The Parable of the Unjust Steward

The 14th Sunday of Trinity

Luke 16;1-13

Many seminarians will remember the parable of the Unjust Steward, so often described in commentaries as difficult to explain with its ironical tone. Even the steward’s descriptions vary from text to text. Sometimes called, unjust, dishonest or even a shrewd bailiff. It is certainly not like most of St. Luke’s other dramatic parables, such as the Good Samaritan or the Rich man and Lazarus that follows. Revisers of the 1928 American Book of Common Prayer even replaced this sneaky and unlikable steward reading for the 9th Sunday after Trinity with the more likeable Prodigal Son!

The best solution is to see this as part of a longer section on discipleship that in the ever changing daily life of the real world has to function at various levels, and especially in regard to wealth and possessions. Most of us know that fixed rules do not necessarily make it easier to think out our decisions or behave responsibly when dealing with the poor, supporting the sick or giving to charity and making investments. We are balancing our judgements against many twists and turns.

Last month we had a reading about a greedy farmer who went beyond being responsible for his resources becoming a hoarder consumed by wealth yet a pauper before God. Responsible wealth must be accompanied by godly wisdom. [Luke 12;13–21]. In the case of the steward it is the exact opposite. Although at first accused of being wasteful [verse 1] and seeing an opportunity to save his situation, in a shrewd move reduces or cancels debts owed to him. Disciples too must make practical judgements before they act.
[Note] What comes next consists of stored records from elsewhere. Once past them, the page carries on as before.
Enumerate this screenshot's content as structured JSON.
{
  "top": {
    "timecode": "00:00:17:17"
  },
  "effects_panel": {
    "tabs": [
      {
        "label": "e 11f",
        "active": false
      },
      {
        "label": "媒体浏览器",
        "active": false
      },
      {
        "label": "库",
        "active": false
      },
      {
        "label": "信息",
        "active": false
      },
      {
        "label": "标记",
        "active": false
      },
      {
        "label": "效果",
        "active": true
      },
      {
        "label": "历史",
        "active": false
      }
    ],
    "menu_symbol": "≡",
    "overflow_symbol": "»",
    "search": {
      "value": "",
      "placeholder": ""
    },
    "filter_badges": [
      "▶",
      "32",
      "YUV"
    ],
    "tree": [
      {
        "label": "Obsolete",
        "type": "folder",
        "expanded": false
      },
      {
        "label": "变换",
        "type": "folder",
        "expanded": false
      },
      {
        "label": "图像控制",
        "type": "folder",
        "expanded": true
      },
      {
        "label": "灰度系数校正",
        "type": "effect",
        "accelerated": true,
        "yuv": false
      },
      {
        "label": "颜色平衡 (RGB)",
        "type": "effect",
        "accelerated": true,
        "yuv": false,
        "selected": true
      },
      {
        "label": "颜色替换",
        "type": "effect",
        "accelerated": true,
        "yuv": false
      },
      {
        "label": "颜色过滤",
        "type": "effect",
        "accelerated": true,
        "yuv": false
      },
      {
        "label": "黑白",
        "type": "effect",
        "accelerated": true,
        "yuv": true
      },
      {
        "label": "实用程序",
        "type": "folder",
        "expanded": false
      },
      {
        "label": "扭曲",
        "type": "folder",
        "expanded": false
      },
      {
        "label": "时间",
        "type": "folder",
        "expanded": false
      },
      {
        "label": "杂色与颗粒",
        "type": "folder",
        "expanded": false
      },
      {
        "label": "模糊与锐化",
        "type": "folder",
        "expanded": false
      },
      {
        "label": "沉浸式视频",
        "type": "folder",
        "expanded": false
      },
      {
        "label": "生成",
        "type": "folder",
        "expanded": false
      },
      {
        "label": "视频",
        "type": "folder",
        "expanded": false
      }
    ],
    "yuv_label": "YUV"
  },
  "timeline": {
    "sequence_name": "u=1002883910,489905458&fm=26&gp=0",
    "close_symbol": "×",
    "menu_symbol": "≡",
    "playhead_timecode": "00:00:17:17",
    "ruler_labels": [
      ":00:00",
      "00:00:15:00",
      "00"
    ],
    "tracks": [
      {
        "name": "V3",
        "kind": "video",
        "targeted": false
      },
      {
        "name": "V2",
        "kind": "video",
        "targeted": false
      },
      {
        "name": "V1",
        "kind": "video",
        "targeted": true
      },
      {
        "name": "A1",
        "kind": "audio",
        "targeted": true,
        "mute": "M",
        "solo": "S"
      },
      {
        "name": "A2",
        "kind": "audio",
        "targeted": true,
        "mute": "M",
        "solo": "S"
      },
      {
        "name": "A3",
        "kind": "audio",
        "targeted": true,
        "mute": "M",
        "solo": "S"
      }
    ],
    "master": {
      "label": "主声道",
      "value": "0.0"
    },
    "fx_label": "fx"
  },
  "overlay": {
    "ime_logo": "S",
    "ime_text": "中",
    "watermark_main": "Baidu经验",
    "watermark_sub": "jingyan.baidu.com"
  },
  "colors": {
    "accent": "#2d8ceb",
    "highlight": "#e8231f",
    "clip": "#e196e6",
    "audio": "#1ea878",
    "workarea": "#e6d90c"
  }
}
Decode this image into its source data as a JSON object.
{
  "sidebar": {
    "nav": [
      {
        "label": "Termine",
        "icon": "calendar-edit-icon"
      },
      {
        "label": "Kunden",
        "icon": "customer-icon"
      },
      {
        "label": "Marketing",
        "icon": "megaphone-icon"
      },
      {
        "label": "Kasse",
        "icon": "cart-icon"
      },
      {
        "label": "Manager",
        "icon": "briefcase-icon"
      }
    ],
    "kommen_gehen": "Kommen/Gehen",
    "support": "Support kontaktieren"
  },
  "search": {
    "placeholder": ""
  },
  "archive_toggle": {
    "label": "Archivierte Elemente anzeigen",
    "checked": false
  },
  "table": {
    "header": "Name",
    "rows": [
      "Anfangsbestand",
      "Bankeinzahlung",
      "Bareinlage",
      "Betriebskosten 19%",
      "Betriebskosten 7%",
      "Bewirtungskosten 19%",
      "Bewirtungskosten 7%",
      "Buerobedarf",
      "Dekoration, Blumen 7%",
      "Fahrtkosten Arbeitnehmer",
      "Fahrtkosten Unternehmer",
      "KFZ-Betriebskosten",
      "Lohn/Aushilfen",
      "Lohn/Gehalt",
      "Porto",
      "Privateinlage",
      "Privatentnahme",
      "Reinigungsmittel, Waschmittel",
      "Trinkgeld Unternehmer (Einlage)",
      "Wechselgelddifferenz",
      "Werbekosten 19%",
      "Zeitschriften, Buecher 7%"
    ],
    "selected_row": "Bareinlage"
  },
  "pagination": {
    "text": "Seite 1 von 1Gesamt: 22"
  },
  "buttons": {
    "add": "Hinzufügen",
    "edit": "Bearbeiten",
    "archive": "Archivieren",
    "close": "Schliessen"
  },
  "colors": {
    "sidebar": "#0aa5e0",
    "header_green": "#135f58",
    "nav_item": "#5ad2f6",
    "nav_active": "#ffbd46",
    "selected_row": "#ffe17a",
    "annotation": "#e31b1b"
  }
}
Marinus van Reymerswaele (1540), Public domain, via Wikimedia Commons

It seems that at the time of Jesus, that wealth was looked upon as having been acquired by corruption, an attitude that is alive and well today in a world where wealth is flouted in a background of hardship and shortages. The British press have recently exposed the colossal quantities of food wasted in the Houses of Parliament by the elite while food banks cannot meet the needs of the hungry. Thus Jesus had a ready audience too for the steward, a true son of this world, who pulled himself together by organising a win/win situation for his master for himself and for his debtors. Disciples as “the sons of light” must be “innocent as dove yet wise as serpents” yet they must be clear that in the end they cannot have two masters “You cannot serve God and mammon.” [verse 13] There is nothing wrong with being responsible about our resources, but these can quickly become harmful unless accompanied by godly wisdom.“

St John Chrysostom reflected on this passage saying “remember that you are a steward and have possessions for only a brief passing use, where your heart is there is your treasure also.”
The wisdom of the parable becomes much clearer when set against the behaviour of the rich man and Lazarus that will follow in next week’s reflection on Luke 16;19ff.

Fr. Geoffrey Neal

Translate »